Copy out every line of the records in which "scheme" can be found.

(Beginning of Provided records)

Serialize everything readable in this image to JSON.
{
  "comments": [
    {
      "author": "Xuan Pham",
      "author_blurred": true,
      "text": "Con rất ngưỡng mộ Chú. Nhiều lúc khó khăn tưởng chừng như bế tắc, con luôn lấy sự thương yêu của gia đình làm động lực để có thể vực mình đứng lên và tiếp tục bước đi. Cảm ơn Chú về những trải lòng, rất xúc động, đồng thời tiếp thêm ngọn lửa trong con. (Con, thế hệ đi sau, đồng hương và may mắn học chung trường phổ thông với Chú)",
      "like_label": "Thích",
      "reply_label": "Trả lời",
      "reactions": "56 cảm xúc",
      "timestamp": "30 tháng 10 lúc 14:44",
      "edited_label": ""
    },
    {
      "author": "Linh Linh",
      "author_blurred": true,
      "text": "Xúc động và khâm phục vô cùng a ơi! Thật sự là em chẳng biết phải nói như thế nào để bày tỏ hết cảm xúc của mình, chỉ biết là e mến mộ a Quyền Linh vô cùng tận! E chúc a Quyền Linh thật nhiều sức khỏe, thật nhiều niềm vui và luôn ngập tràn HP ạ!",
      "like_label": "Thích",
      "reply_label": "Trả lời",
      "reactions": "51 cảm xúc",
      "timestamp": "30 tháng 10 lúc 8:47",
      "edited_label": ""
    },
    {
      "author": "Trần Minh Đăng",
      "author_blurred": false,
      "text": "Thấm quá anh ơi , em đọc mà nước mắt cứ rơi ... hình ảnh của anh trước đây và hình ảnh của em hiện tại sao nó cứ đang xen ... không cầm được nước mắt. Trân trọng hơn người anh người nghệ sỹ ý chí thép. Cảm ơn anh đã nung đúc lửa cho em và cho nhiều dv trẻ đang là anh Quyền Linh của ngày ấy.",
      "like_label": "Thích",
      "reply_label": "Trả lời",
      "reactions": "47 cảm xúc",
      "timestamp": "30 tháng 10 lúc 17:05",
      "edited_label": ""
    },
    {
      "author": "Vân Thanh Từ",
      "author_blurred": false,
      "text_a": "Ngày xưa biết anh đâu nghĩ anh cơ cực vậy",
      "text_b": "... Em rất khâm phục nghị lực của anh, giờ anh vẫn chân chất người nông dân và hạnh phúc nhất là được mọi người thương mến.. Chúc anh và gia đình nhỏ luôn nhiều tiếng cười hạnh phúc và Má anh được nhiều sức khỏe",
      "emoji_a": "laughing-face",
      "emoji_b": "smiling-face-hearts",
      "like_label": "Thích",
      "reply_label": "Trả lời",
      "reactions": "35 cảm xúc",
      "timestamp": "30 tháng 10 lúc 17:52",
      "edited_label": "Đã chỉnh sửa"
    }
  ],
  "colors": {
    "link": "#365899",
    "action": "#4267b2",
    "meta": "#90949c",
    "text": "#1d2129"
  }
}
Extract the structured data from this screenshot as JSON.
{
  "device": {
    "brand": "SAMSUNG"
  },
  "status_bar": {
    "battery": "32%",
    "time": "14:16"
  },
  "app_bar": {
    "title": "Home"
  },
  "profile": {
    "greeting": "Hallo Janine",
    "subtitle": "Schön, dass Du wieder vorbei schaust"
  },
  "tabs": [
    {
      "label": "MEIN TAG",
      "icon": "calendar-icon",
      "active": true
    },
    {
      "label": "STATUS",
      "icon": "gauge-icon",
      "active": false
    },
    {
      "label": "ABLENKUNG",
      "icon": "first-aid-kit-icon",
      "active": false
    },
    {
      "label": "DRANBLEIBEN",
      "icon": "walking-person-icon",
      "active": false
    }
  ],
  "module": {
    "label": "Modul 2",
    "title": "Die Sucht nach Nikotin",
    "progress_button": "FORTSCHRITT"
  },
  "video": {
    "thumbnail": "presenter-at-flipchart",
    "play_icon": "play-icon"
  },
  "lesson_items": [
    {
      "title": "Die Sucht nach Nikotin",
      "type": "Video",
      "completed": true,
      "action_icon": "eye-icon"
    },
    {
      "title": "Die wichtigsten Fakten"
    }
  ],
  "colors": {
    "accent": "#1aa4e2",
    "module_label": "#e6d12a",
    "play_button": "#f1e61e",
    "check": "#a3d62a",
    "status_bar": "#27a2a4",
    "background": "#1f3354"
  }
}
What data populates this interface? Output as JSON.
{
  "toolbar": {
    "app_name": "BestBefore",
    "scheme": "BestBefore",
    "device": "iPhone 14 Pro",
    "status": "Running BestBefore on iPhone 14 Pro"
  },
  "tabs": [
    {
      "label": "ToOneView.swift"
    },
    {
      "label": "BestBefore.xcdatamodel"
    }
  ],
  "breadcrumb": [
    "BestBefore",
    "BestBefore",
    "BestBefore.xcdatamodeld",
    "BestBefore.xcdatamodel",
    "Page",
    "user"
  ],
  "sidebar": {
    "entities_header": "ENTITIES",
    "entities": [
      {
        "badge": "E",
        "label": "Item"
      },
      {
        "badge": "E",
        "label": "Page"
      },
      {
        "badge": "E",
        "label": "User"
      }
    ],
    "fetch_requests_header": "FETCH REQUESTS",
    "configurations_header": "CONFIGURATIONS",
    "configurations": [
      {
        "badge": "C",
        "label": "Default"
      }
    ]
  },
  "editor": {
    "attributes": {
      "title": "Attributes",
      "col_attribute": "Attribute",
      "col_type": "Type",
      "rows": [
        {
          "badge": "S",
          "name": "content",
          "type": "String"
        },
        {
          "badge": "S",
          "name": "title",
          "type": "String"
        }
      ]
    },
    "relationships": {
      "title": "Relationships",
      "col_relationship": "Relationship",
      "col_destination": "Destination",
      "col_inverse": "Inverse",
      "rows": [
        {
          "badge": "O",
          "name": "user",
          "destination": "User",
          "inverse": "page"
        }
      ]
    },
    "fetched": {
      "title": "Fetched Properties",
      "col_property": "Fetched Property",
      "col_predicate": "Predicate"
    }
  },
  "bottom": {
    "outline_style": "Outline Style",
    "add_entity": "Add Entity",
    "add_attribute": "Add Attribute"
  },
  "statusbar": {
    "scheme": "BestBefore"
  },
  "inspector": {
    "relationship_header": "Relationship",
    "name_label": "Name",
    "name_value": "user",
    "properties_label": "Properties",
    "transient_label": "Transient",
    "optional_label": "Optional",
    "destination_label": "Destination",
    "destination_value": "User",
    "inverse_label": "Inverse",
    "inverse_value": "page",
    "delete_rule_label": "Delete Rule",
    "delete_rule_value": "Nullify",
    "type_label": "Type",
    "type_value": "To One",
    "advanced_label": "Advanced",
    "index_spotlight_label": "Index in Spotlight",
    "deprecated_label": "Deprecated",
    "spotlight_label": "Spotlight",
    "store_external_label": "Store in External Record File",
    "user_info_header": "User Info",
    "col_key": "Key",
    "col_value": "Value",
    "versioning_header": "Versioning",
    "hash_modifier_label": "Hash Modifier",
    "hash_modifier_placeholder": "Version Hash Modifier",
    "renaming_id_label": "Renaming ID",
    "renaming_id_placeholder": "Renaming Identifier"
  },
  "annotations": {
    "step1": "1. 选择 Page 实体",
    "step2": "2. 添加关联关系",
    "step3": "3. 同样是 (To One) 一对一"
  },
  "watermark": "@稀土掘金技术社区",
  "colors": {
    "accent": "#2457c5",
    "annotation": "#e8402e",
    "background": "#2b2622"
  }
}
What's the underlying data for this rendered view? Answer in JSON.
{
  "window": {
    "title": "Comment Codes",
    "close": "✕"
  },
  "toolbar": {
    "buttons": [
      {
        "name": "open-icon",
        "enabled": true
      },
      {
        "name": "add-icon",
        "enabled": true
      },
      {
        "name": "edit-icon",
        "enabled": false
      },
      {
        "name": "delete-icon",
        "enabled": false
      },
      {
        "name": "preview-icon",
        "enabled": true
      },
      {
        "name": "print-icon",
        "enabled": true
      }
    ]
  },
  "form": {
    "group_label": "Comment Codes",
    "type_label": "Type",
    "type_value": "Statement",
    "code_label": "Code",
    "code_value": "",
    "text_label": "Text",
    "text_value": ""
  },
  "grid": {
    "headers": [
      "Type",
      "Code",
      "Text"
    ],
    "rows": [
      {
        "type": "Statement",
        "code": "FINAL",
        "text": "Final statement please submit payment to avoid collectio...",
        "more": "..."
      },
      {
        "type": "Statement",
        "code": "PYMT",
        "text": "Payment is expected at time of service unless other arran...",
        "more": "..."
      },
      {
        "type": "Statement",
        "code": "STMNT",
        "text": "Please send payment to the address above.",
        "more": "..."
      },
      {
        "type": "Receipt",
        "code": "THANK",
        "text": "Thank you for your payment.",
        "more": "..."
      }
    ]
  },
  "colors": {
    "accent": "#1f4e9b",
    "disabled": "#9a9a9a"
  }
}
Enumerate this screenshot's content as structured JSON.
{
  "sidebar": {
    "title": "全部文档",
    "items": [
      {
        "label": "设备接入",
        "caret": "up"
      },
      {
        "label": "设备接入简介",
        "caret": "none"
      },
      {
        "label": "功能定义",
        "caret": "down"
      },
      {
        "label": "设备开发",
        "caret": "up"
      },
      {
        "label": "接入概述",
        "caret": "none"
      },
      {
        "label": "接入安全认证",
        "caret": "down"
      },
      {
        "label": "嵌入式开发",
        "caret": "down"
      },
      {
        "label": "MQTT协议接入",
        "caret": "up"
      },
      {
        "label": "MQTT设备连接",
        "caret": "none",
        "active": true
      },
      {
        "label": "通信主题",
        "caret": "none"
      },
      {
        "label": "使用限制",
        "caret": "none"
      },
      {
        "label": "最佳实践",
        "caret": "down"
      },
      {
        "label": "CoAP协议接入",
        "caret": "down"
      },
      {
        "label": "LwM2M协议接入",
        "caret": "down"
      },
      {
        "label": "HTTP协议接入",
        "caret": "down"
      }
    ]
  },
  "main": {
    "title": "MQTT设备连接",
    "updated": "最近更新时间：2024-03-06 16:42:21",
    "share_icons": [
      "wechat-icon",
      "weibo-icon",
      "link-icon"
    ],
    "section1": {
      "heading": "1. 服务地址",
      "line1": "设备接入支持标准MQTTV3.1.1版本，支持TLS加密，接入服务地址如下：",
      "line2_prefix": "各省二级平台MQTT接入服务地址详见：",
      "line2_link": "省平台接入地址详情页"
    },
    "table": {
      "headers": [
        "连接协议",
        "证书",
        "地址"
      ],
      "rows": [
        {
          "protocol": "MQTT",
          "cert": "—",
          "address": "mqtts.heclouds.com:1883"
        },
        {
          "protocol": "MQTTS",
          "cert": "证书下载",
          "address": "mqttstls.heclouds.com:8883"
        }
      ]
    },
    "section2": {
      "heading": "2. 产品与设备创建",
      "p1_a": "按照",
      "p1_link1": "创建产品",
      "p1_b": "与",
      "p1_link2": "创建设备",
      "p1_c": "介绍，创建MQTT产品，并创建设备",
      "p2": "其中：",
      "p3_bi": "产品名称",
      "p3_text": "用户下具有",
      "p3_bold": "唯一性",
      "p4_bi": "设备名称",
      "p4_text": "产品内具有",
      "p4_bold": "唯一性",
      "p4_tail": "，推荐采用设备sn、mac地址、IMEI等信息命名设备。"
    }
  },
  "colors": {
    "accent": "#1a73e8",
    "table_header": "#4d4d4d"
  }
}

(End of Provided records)

▶ **Exercise answer**
    "scheme": "BestBefore",
    "scheme": "BestBefore"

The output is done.